Sexual harassment in the workplace is not a new problem and is on the rise in Australia, according to alarming new research that finds one in three people have been targeted in the past five years.
Figures released in September 2018 by the Australian Human Rights Commission (AHRC) also show only a fraction of victims report it, for fear they won’t be believed or that it’s easier to stay quiet.
The workplace environment often reinforces that staying quiet is the right thing to do, despite the fact the law prohibits sexual harassment in the workplace.
The AHRC has identified the following behaviours as examples of sexual harassment: sexually explicit physical contact, emails or SMS text messages, requests for sex, unwelcome touching, unnecessary familiarity (such as deliberately brushing up against a person), insults or taunts based on sex, sexually explicit pictures or posters, intrusive questions about a person’s private life or body, staring or leering, suggestive comments or jokes, or unwanted invitations to go out on dates.
According to Denise Chesworth, Director and Principal Solicitor at Perth City Legal, the #MeToo social media campaign has helped to highlight the prevalence of sexual harassment, particularly within the workplace, and is encouraging more victims to come forward.
“You do not have to endure sexual harassment in the workplace,” says Chesworth.

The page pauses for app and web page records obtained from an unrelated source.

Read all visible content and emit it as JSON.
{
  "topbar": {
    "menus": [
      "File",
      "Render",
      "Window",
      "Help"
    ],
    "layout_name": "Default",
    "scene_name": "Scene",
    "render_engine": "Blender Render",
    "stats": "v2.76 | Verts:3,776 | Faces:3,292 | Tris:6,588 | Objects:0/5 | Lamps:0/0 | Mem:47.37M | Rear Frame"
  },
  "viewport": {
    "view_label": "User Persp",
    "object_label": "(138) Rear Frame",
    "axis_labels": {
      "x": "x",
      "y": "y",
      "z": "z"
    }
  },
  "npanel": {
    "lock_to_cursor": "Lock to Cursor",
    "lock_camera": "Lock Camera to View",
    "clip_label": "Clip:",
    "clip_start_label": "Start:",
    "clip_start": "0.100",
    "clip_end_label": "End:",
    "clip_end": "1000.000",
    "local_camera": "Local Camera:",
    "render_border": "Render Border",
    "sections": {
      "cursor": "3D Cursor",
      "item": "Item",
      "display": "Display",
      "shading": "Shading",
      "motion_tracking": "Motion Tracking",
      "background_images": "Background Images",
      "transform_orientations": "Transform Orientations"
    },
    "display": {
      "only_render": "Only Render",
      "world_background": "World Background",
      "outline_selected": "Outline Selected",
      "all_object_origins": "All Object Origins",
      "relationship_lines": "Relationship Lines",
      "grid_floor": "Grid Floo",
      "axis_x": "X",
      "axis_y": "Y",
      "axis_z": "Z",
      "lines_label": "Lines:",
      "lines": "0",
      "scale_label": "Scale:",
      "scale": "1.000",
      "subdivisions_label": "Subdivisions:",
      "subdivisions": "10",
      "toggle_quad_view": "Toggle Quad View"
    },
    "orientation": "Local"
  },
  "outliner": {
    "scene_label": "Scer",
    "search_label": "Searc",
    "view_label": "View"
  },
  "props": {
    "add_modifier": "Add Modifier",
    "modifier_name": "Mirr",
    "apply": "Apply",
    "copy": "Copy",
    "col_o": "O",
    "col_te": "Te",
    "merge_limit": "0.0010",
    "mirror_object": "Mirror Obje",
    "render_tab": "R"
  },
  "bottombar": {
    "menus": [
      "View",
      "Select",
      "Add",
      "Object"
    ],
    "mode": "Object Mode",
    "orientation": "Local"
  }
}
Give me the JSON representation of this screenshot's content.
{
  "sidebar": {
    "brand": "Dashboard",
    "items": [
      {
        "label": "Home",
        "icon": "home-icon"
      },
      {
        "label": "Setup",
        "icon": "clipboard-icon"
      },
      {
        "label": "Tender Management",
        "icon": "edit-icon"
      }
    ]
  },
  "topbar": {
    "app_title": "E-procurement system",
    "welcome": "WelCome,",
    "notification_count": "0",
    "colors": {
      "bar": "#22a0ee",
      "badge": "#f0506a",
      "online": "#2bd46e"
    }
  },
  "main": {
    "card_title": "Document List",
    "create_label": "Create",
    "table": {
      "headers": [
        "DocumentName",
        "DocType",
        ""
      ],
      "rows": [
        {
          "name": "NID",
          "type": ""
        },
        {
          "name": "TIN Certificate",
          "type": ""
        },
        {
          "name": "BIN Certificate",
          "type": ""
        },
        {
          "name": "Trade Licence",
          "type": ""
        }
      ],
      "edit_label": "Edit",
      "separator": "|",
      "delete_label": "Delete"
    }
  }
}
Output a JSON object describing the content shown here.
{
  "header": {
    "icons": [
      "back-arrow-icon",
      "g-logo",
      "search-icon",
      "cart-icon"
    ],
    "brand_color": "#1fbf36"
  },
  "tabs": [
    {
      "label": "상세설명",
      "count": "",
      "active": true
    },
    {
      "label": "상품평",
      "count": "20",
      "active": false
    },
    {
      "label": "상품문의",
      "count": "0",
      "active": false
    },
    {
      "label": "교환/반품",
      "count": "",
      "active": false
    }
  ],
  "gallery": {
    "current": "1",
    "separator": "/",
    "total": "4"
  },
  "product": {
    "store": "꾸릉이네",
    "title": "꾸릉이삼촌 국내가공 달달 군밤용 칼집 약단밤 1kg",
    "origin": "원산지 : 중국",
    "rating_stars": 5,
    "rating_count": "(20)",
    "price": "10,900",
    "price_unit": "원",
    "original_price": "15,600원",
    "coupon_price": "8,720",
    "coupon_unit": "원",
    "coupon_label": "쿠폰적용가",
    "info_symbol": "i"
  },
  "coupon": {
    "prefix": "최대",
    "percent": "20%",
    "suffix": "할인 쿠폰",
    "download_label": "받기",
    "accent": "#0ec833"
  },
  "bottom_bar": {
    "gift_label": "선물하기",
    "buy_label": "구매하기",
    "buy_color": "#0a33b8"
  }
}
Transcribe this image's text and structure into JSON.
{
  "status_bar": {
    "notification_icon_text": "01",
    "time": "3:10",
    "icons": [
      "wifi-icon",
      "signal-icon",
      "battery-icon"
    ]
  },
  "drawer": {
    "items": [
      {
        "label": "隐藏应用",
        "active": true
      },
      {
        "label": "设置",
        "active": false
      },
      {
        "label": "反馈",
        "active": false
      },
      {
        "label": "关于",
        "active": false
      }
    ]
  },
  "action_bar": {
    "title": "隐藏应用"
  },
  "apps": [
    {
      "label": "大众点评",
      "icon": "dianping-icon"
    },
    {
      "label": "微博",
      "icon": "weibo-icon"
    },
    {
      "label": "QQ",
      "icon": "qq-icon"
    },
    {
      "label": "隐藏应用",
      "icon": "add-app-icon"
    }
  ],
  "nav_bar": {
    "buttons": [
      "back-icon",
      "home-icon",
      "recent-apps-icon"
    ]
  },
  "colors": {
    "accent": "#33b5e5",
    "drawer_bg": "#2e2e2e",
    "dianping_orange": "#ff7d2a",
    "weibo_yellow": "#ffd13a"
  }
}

“It is never acceptable, and employees throughout Western Australia should be aware that they have the right to be protected from sexual harassment.
“Employers should be aware that they are liable for acts of sexual harassment by one employee towards another. The incentives for employers to take sexual harassment seriously are not strong enough and, as a result, many employers are failing their employees.”
Among the health consequences of sexual harassment are noted to be loss of self-esteem, depression, stress and post-traumatic stress (PTSD), and physical symptoms including headaches and elevated blood pressure.
Chesworth says if you are being subjected to sexual harassment in the workplace, you should:
- Document any offers or threats that are being made for sexual favours.
- If there are any witnesses present during the harassment, record their details.
- Document any sexual advances or comments.
- Keep any emails or text messages.
- Report any sexual harassment in the workplace to your employer in writing and ask the employer to investigate.
- Speak to your doctor as soon as you are aware that your health is being affected and have him/her keep records of initial and subsequent consultations, as these may be called upon in the event of legal action.
Chesworth has extensive legal experience and knowledge in the specialised area of workers compensation law and has been assisting injured workers for 18 years, representing her clients in all
WorkCover and District Court proceedings in relation to their workers compensation claims.
“I’m committed and passionate about ensuring my clients achieve the maximum compensation entitlements and that their rights and interests are protected during the claim process,” she says.
“I’m always accessible to my clients and ensure they are kept informed about the process of their claims from the beginning to the end.”
Are you a victim of sexual harassment or workplace bullying? Perth City Legal provides accurate, practical legal advice in Western Australia, with free confidential initial consultations.
Originally published in The West Australian here.